Amid the wreckage of failed political predictions last year, we shouldn’t overlook another year of failed global warming predictions. One year ago, Cambridge University professor and global warming alarmist Peter Wadhams predicted that in 2016, Arctic ice would either disappear or decline to “record low” levels:
‘My prediction remains that the Arctic ice may well disappear, that is, have an area of less than one million square kilometers for September of this year,’ he said. ’Even if the ice doesn’t completely disappear, it is very likely that this will be a record low year. I’m convinced it will be less than 3.4 million square kilometers [the current record low]. I think there’s a reasonable chance it could get down to a million this year, and if it doesn’t do it this year, it will do it next year.’”
So how did that turn out? Ice levels actually grew by a significant amount:
Dire predictions that the Arctic would be devoid of sea ice by September this year have proven to be unfounded after the latest satellite images showed there is far more now than in 2012… [W]hen figures were released for the yearly minimum on September 10, they showed that there was still 1.6 million square kilometers of sea ice, which was 21 percent more than the lowest point in 2012. For the month of September overall, there was 31 percent more ice than in 2012, figures released this week from the National Snow and Ice Data Centre (NSIDC) show. This amounts to an extra 421,000 million square kilometers of sea ice.”
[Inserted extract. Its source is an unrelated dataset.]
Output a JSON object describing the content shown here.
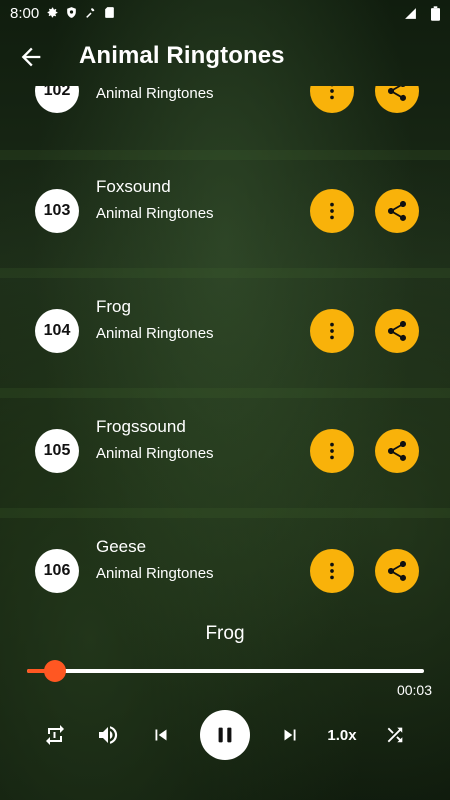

Oh, well. Although the climate alarm industry believes that there won’t be a next year, there’s always next year.